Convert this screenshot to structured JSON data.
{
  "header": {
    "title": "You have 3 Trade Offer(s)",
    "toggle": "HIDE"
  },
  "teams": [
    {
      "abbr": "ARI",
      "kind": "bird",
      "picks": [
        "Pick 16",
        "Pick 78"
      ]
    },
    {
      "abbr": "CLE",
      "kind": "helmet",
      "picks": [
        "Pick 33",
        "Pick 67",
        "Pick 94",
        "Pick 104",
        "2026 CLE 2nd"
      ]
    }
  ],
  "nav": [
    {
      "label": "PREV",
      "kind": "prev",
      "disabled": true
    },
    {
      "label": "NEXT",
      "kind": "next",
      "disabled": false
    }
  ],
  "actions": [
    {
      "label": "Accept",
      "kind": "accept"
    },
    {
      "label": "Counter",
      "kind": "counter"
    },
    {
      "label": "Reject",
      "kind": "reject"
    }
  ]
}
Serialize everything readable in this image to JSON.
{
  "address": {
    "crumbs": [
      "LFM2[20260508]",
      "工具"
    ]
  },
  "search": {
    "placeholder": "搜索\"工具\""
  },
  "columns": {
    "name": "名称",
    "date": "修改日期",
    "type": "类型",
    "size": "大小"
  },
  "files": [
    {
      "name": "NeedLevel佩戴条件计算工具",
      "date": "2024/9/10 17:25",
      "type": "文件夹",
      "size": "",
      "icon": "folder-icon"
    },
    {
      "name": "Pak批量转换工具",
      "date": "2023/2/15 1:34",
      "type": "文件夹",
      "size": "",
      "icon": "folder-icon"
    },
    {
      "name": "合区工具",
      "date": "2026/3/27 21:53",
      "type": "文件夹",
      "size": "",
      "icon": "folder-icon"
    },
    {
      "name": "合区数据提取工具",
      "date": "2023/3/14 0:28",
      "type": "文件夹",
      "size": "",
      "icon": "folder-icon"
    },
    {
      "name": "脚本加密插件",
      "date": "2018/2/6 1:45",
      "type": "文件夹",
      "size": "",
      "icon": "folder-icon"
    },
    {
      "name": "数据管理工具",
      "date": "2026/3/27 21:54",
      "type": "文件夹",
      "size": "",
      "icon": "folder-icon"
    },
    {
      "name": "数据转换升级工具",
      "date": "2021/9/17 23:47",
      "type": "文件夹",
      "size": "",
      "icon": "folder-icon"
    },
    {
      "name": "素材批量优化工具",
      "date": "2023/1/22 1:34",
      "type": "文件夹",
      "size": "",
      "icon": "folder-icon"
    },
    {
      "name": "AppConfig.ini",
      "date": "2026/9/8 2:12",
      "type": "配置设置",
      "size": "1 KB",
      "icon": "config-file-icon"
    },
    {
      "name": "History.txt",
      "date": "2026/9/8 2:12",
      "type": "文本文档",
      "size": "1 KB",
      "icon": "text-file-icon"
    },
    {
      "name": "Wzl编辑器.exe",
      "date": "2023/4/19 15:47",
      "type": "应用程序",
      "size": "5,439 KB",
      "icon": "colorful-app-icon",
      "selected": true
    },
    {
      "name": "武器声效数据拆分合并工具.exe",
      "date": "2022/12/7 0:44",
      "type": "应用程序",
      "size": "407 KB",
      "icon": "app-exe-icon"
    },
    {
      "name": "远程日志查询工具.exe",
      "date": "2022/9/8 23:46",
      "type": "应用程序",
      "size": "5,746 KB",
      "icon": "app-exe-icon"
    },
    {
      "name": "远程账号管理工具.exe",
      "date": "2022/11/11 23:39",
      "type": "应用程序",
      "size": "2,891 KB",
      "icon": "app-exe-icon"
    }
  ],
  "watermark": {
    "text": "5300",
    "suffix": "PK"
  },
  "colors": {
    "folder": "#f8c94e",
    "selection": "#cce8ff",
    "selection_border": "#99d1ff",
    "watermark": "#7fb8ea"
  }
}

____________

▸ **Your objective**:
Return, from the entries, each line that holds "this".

▸ **Answer to the exercise**:
Convert this screenshot to structured JSON data.
Serialize everything readable in this image to JSON.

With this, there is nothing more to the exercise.